    The breadth and depth of your historical knowledge is truly impressive, and I really enjoy your blog. Keep it up!

    1. I appreciate that, the whole 'blame game' just wears on me and from where I sit, the whole war was a mistake, it shouldn't have happened, it didn't need to happen, America had nothing to do with starting it and once it was started, I just don't see a way it could have ended well. There just wasn't going to be a 'happy ending' for anyone. Even for the Allies, it overstretched the British Empire, put them too much in debt to the US, the French set themselves up for the same situation they faced after 1870 and it didn't "make the world safe for democracy".

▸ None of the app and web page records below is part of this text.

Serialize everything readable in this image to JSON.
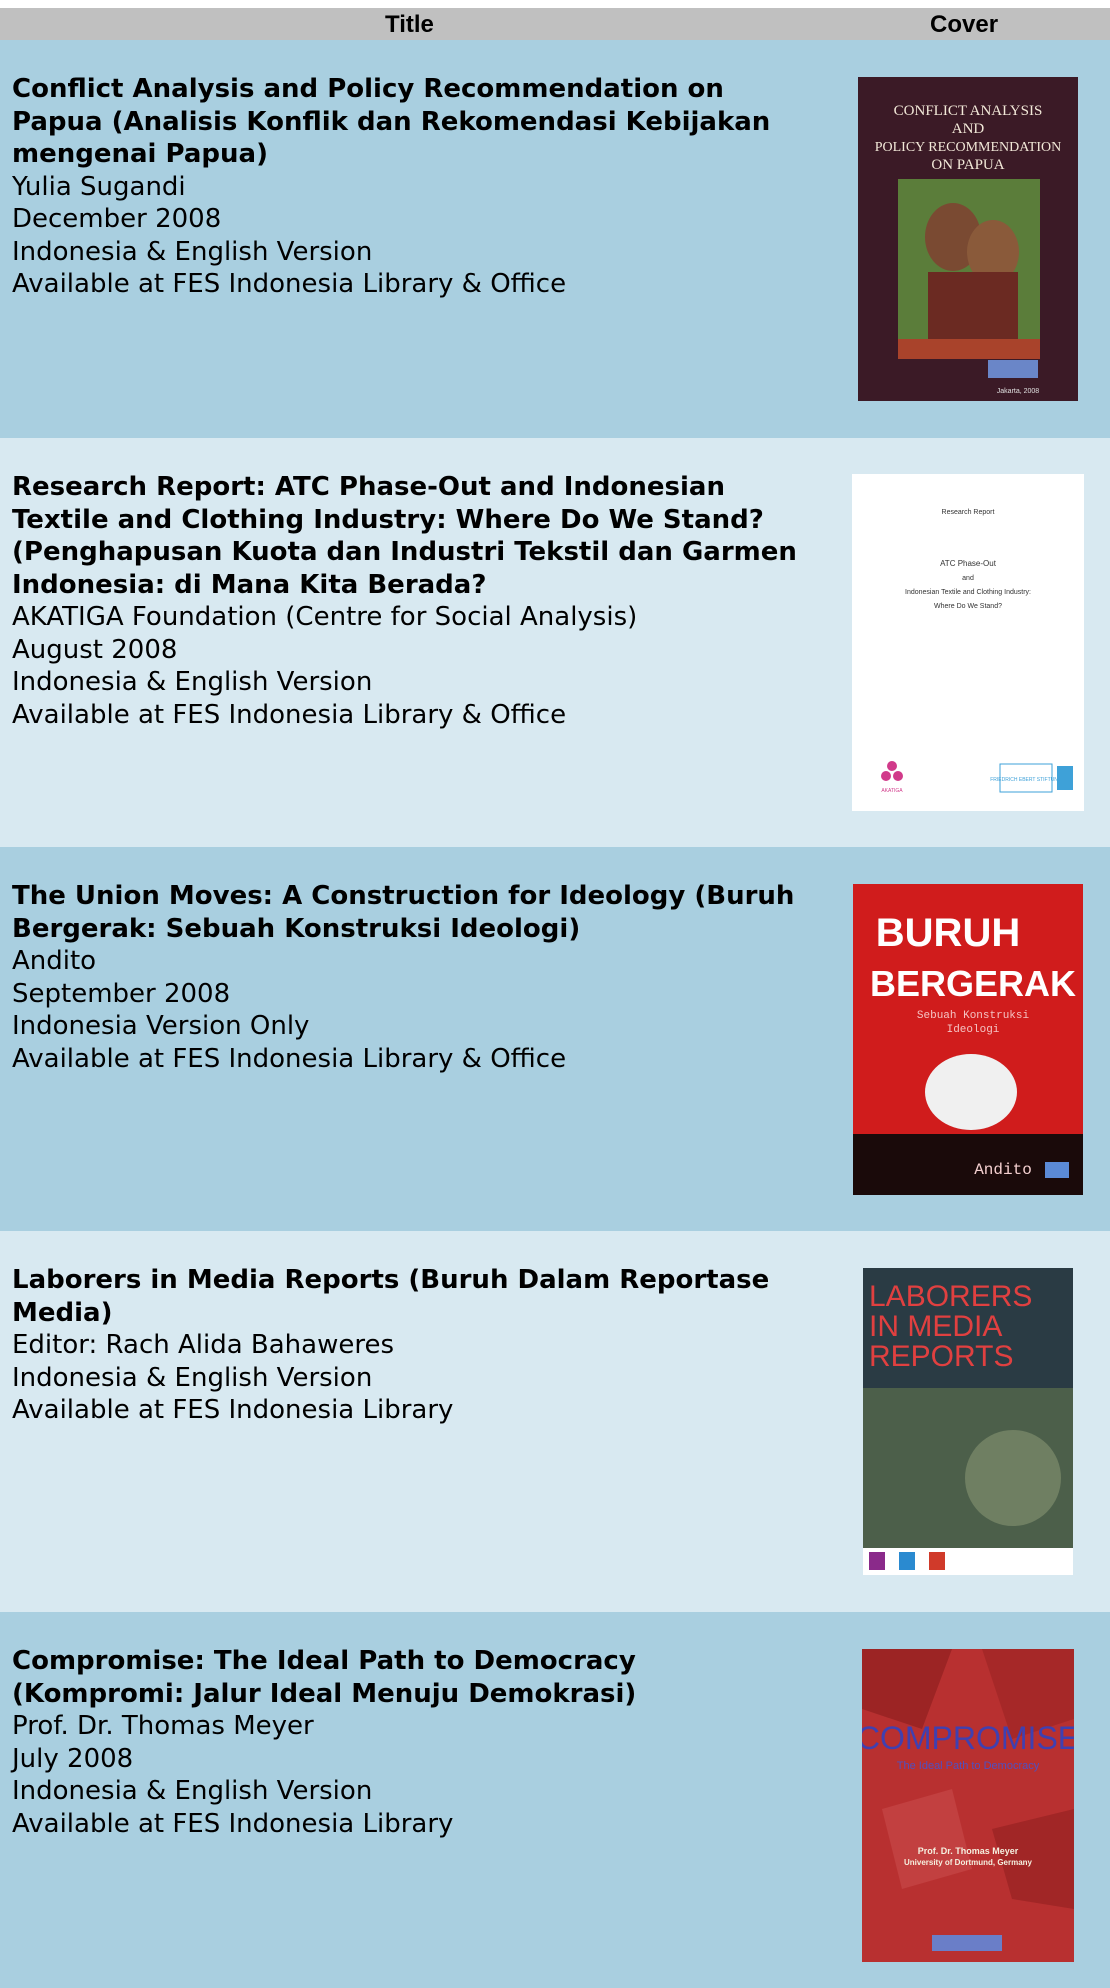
{
  "header": {
    "title": "Title",
    "cover": "Cover"
  },
  "books": [
    {
      "title": "Conflict Analysis and Policy Recommendation on Papua (Analisis Konflik dan Rekomendasi Kebijakan mengenai Papua)",
      "lines": [
        "Yulia Sugandi",
        "December 2008",
        "Indonesia & English Version",
        "Available at FES Indonesia Library & Office"
      ],
      "cover": {
        "line1": "CONFLICT ANALYSIS",
        "line2": "AND",
        "line3": "POLICY RECOMMENDATION",
        "line4": "ON PAPUA",
        "footer": "Jakarta, 2008"
      }
    },
    {
      "title": "Research Report: ATC Phase-Out and Indonesian Textile and Clothing Industry: Where Do We Stand? (Penghapusan Kuota dan Industri Tekstil dan Garmen Indonesia: di Mana Kita Berada?",
      "lines": [
        "AKATIGA Foundation (Centre for Social Analysis)",
        "August 2008",
        "Indonesia & English Version",
        "Available at FES Indonesia Library & Office"
      ],
      "cover": {
        "line1": "Research Report",
        "line2": "ATC Phase-Out",
        "line3": "and",
        "line4": "Indonesian Textile and Clothing Industry:",
        "line5": "Where Do We Stand?",
        "left_logo": "AKATIGA",
        "right_logo": "FRIEDRICH EBERT STIFTUNG"
      }
    },
    {
      "title": "The Union Moves: A Construction for Ideology (Buruh Bergerak: Sebuah Konstruksi Ideologi)",
      "lines": [
        "Andito",
        "September 2008",
        "Indonesia Version Only",
        "Available at FES Indonesia Library & Office"
      ],
      "cover": {
        "line1": "BURUH",
        "line2": "BERGERAK",
        "line3": "Sebuah Konstruksi",
        "line4": "Ideologi",
        "author": "Andito"
      }
    },
    {
      "title": "Laborers in Media Reports (Buruh Dalam Reportase Media)",
      "lines": [
        "Editor: Rach Alida Bahaweres",
        "Indonesia & English Version",
        "Available at FES Indonesia Library"
      ],
      "cover": {
        "line1": "LABORERS",
        "line2": "IN MEDIA",
        "line3": "REPORTS"
      }
    },
    {
      "title": "Compromise: The Ideal Path to Democracy (Kompromi: Jalur Ideal Menuju Demokrasi)",
      "lines": [
        "Prof. Dr. Thomas Meyer",
        "July 2008",
        "Indonesia & English Version",
        "Available at FES Indonesia Library"
      ],
      "cover": {
        "line1": "COMPROMISE",
        "line2": "The Ideal Path to Democracy",
        "line3": "Prof. Dr. Thomas Meyer",
        "line4": "University of Dortmund, Germany"
      }
    }
  ]
}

      Wilson is a popular guy to blame because he was such an atrocious figure and the USA is the bully of the block and its always popular to take shots at the country that's large & in charge. The British Empire used to have the same problem. My 'beef' is that the actual guilty parties are not mentioned and escape blame. By the same token, I get frustrated with some of the Russian partisans who try to blame the whole Soviet era on the Kaiser when, the monarchy was already gone by that point and the basic fact that no one in Russia had to go along with Lenin, they could have ignored him, they could have arrested him, they could have expelled him again. I try to focus my anger on those who did the actual deeds not those cheering from the sidelines.

  3. The Ottomans could have found oil in the 1920s and 1930s


Related Posts Plugin for WordPress, Blogger...